The California Coastal Commission was established by voter initiative in 1972 (Proposition 20) and later made permanent by the Legislature through adoption of the California Coastal Act of 1976. In partnership with coastal cities and counties, throughout the state of California, The Coastal Commission plans and regulates the use of land and water in the coastal zone. Development activities, which are broadly defined by the Coastal Act to include (among others) construction of buildings, divisions of land, and activities that change the intensity of use of land or public access to coastal waters, generally require a coastal permit from either the Coastal Commission or the local government.

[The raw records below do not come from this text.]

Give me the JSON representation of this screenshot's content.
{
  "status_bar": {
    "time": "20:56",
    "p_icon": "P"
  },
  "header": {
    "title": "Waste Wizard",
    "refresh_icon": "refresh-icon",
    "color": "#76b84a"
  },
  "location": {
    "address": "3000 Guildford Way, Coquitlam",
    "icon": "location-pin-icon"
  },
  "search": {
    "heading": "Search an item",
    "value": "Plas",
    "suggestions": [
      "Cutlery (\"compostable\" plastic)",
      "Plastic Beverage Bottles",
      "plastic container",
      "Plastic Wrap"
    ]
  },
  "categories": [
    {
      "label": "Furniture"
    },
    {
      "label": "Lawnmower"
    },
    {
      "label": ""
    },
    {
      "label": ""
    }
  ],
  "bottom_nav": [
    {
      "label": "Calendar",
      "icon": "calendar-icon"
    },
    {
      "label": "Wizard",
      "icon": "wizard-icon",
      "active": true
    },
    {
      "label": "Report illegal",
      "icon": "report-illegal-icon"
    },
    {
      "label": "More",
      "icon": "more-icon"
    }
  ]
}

The Coastal Act includes specific policies that address issues such as shoreline public access and recreation, lower cost visitor accommodations, terrestrial and marine habitat protection, visual resources, landform alteration, agricultural lands, commercial fisheries, industrial uses, water quality, offshore oil and gas development, transportation, development design, power plants, ports, and public works. The policies of the Coastal Act constitute the statutory standards applied to planning and regulatory decisions made by the Commission and by local governments, pursuant to the Coastal Act.
On land the coastal zone varies in width from several hundred feet in highly urbanized areas up to five miles in certain rural areas, and offshore the coastal zone includes a three-mile-wide band of ocean. The coastal zone established by the Coastal Act does not include San Francisco Bay, where development is regulated by the Bay Conservation and Development Commission.
The Planning Studio worked with and assisted the Samoa Pacific Group for a total of seven years, all the way through receipt/approval of the Coastal Development Permit. Which, was a very rare unanimous yes vote in the project’s favor!
The client, Dan Johnson was one of the most open developers we have ever worked with. All through the master plan process and then on into the governmental approvals process, he was very open and honest with the public and the people in the surrounding communities. As a client, he was always forthcoming and honest with us and listened to all of our ideas and most of our suggestions. As a result we assisted in hours and hours of workshops and constituency meetings to get input from the community and keep them informed as to what was being planned. We received an amazing amount of input from residents, constituents and government officials. We constantly tried to incorporate their comments and concerns in order to improve our master plan and gain the necessary approvals in the timeliest manner possible.
The Planning Studio can assist clients with not only master and site planning, but with complex project approvals and permitting, as well as the preparation and approval of environmental impacts reports.